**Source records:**
────────────────
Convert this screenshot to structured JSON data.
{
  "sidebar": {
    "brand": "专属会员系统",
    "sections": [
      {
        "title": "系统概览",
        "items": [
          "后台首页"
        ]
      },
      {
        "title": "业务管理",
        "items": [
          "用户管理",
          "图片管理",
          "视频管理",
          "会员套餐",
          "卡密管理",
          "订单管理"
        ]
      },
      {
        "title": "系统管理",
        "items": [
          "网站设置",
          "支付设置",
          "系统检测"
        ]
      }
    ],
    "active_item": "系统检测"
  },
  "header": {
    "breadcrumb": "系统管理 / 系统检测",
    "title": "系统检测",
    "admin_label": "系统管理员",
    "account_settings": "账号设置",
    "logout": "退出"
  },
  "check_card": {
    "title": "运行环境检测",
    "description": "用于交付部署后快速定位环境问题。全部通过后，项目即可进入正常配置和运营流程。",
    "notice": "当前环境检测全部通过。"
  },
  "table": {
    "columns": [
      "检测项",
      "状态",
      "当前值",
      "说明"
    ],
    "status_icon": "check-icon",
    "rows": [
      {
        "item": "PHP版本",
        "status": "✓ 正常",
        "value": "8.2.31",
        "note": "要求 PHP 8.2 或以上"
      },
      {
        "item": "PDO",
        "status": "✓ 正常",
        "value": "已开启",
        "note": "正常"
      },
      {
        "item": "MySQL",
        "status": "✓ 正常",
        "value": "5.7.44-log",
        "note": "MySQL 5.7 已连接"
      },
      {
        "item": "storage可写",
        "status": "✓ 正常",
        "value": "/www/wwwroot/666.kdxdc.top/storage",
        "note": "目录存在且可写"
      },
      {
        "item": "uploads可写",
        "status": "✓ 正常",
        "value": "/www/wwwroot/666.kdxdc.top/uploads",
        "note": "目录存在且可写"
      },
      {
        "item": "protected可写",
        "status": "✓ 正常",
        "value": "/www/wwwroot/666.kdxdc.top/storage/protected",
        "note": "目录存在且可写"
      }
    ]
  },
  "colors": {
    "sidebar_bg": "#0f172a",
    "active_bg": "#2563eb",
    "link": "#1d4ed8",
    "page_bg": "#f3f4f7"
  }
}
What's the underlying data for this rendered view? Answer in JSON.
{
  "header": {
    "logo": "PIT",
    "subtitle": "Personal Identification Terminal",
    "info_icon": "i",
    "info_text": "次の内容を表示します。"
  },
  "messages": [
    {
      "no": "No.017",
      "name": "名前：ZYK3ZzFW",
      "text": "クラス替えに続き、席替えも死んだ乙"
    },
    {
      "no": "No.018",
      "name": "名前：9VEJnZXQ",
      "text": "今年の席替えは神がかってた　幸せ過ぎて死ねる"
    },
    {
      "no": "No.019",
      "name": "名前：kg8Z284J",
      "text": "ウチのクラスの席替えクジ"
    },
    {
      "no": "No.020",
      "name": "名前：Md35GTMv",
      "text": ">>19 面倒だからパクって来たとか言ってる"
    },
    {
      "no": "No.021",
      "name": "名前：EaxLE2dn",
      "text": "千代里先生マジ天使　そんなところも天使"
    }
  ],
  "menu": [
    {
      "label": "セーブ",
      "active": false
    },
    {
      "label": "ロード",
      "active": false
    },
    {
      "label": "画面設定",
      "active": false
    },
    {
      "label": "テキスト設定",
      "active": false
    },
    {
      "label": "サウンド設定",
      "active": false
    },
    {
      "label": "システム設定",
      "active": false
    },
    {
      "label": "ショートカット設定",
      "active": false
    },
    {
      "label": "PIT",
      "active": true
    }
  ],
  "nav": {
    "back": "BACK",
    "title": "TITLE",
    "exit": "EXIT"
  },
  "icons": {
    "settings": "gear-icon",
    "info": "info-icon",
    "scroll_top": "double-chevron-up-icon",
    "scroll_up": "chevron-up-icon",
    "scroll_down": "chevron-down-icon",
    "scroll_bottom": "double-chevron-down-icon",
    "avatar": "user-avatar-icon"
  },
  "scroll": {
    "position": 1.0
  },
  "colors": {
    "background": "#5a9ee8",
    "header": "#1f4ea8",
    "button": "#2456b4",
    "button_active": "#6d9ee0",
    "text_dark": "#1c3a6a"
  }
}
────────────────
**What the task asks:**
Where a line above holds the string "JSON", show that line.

**Result of the task:**
Convert this screenshot to structured JSON data.
What's the underlying data for this rendered view? Answer in JSON.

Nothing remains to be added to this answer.